## WHAT THE EXERCISE ASKS
Gather, from the listing beneath this task, every line holding the string "PARK".

━━━━━━

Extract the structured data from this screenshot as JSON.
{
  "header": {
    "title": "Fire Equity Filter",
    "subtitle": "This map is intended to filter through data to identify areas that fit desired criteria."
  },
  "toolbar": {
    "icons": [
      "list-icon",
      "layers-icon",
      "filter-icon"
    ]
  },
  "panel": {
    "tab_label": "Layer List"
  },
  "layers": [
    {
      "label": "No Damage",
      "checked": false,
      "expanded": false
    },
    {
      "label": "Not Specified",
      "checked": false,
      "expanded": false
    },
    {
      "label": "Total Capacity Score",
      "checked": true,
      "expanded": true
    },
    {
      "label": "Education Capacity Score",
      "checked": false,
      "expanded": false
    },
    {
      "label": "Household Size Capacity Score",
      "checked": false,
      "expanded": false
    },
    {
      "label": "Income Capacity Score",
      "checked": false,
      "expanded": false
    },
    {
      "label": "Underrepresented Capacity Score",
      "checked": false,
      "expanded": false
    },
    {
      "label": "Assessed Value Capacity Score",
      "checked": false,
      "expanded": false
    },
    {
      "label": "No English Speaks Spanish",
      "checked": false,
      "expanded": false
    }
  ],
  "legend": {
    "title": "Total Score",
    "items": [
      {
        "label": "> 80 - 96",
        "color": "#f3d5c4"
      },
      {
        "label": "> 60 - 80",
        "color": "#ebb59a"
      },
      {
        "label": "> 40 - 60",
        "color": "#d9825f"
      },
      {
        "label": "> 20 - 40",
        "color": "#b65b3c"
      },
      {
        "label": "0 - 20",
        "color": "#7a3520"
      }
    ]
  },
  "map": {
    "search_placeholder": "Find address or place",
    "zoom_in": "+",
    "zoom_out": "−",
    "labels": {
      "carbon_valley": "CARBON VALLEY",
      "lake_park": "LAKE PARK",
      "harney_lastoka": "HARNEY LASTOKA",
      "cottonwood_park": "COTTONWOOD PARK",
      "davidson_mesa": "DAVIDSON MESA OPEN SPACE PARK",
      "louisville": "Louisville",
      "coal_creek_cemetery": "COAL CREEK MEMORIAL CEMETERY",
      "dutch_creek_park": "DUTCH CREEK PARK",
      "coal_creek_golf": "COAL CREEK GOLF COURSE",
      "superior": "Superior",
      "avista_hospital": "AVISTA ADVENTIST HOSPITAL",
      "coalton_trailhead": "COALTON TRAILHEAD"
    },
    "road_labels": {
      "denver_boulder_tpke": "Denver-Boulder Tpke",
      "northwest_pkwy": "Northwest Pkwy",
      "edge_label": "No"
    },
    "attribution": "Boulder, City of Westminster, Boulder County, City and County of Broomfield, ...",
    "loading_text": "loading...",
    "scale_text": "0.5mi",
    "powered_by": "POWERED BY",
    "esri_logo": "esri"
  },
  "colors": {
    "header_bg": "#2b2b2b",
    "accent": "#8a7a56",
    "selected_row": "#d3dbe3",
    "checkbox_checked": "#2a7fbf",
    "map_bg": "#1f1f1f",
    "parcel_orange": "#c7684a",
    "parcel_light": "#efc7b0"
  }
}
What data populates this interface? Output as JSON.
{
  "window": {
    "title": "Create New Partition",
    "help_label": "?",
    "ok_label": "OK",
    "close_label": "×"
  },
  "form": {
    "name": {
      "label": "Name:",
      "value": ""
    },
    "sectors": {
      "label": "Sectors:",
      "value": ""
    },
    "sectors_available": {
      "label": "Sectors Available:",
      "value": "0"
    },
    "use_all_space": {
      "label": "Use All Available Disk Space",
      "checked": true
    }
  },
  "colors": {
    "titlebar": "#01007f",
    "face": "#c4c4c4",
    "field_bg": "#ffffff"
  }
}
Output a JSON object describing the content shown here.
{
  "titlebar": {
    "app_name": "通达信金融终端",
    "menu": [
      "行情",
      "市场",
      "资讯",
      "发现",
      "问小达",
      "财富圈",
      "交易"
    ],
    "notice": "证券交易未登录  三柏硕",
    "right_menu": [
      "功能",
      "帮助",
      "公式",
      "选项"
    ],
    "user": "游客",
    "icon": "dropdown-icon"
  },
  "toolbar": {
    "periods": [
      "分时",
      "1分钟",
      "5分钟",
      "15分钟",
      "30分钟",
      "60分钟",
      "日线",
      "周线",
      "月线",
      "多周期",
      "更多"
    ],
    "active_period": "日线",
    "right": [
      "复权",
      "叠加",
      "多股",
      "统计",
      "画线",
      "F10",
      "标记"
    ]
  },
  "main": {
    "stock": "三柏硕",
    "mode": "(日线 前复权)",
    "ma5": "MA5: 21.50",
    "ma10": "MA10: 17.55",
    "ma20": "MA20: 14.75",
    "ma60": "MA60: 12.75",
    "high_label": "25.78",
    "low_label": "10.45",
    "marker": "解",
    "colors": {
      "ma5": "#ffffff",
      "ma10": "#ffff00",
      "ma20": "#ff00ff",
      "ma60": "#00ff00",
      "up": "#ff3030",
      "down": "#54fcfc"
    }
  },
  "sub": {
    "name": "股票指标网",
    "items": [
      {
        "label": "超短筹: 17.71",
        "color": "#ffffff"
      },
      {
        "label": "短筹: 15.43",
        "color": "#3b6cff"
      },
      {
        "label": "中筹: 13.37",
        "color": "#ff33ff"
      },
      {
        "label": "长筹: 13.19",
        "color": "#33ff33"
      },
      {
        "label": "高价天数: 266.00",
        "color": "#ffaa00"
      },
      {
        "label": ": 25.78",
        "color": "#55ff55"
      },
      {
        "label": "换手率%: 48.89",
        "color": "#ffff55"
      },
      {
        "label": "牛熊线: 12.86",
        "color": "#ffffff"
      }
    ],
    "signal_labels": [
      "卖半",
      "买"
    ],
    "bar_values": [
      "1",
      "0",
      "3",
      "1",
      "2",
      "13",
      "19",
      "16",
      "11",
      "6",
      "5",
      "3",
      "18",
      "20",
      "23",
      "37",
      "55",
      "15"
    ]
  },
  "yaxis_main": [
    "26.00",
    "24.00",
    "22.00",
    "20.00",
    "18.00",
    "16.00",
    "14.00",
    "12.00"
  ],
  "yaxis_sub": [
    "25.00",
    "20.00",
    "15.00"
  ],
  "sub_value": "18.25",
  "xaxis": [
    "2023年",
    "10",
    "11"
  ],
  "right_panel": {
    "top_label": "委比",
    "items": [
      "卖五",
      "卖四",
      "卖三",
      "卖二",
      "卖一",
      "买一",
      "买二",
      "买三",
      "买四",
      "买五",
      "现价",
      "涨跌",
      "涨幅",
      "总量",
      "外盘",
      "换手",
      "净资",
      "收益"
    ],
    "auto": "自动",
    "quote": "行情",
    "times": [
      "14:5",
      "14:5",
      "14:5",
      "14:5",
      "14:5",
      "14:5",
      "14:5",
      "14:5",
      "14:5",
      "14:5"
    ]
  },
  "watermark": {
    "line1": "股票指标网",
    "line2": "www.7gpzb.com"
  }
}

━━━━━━

## THE COMPLETED TASK
      "lake_park": "LAKE PARK",
      "cottonwood_park": "COTTONWOOD PARK",
      "davidson_mesa": "DAVIDSON MESA OPEN SPACE PARK",
      "dutch_creek_park": "DUTCH CREEK PARK",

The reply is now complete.